This past May 29th — 31st, 2019, I represented Femme International (Femme), at the Open Government Partnerships (OGP) Annual Summit hosted in Ottawa, Canada. Femme is a grassroots level charity using a three-pronged approach; education, distribution, and conversation to empower women and girls in Kenya and Tanzania manage their periods in a safe and sustainable way. Our vision is to build a world where no one is limited by their body’s natural cycle.
The following are my three key takeaways from the summit.
1. Open government partnerships are essential for achieving sustainable impact.
In OGP; governments work with civil society to co-create two-year action plans, with concrete steps and commitments across a broad range of issues. This model allows civil society organizations and direct citizen engagement to play a role in shaping and overseeing governments.
At Femme, we believe that access to accurate menstrual health education and high-quality products are a basic human right. Our research has identified menstruation as a root cause of the gender disparity; creating barriers for women to access opportunities to excel professionally, academically and personally. Last month, Amnesty International-Kenya published infographics depicting the menstruation vs food dilemma faced by up to 65% of women and girls in Kenya. These infographics give a good representation of our experience on the ground and a strong case for menstruation to become a government responsibility.

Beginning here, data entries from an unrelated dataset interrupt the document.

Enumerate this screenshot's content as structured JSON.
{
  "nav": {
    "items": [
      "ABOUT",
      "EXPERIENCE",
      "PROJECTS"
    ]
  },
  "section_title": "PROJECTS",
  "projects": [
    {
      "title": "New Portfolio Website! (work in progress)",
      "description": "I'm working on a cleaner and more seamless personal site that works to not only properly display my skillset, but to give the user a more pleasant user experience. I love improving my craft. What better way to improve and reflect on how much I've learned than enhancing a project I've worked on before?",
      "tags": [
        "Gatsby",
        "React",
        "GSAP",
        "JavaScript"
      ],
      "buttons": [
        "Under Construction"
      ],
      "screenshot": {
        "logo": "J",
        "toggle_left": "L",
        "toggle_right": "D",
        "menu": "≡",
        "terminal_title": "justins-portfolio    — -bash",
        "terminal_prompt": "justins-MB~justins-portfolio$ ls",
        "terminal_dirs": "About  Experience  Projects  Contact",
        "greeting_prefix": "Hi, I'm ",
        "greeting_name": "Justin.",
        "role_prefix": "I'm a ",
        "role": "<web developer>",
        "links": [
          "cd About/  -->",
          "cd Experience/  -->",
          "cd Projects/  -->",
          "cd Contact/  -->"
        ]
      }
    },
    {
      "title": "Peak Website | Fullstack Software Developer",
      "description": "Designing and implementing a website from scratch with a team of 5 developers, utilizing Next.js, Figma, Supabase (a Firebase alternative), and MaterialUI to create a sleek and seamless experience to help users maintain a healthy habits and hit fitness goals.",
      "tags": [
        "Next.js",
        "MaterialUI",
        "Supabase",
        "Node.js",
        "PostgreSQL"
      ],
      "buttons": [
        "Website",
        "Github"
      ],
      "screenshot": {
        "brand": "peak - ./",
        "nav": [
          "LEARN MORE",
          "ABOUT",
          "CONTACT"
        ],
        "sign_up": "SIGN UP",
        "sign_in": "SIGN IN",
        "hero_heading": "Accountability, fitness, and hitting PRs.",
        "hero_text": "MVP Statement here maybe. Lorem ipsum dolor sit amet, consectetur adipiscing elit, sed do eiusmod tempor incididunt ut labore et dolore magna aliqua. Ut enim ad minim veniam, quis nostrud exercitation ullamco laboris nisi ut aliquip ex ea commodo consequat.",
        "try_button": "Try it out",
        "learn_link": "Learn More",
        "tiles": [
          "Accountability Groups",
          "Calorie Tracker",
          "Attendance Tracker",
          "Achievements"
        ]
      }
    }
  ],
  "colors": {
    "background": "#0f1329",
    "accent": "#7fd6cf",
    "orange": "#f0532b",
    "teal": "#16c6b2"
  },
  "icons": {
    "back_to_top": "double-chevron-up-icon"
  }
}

In spite of notable strides to provide access to menstrual health products and education by the Kenyan Government Section 39(k) of the Basic Education Act, and County First-ladies menstrual health campaign, our research and infographic statistics above, reveal that there is more that needs to be done. I believe that governments will be more effective if they actively and openly foster partnerships with civic space players such as Femme, and other grassroots organizations already tackling these issues to deliver even more powerful impact.
2. To cultivate our goals for more feminist policies, Governments should invite more women to the table!
The plenary at day 2 of the summit was Feminist Open Government (FOGO) day marking the launch of #BreaktheRoles campaign which aims to encourage at least 30% of OGP members to take meaningful action on gender and inclusion in 2019. The campaign identified the patriarchal culture in East Africa as an inhibitor to the implementation of feminist policies. To put it succinctly, they stated that Diversity is a fact; inclusion is a choice!
I concur — this needs to be the operating principle of all governments. I look forward to the effective implementation of the ⅔ gender representation rule provided in Article 81 of the Constitution of Kenya 2010. I believe this will bring about a change theory enabling women to participate more actively in government and policy roles thus enabling us to continue working with more supportive, structured, sector-specific policies.
In Tanzania, the current Tax waiver on menstrual products has not been implemented since it was passed last year. Arguments for this debate are centred on business perspectives. The lack of adequate representation by women means that the voices of women in this debate are not amplified. We need more women representatives on the table to get our voices heard and ensure that the trending #Pedibilakodi campaign is effectively implemented, and those taxes waived. Menstruation is not a choice, it is inevitable and women in government would be best placed to guide such a policy.
3. If you are a woman looking for meaningful networks in the #Civitech #opengov #opendata spaces, allow me to introduce you to Open Heroines.
Open Heroines (OH) is an online network of amazing women, situated globally, operating over slack, emails and other forms of interactive and social media. The OH women share materials, tools, ideas, advise, opportunities and information enabling women creating impact around the world become better equipped to continue pushing barriers and being changemakers in their respective countries.
I spent 5 days at the Summit with 16 Heroines from all over the world including, Panama, Brazil, Tunisia, and Kenya. It was a lively cultural exchange experience that cultivated the sharing of ideas, knowledge and skills transfer and as well as build networks with people I would ordinarily never meet but share so much in common. I found that I shared, with others, similar hopes and ideologies, objectives and goals for development and sustainability for my country and for the rest of the world. We have become friends and continue to support one another even after the summit ended.
I am grateful to the government of Canada, Open Heroines, IDRC and OGP for making it possible for Femme to participate in the OGP2019 Summit to present our case for government participation in menstrual health rights.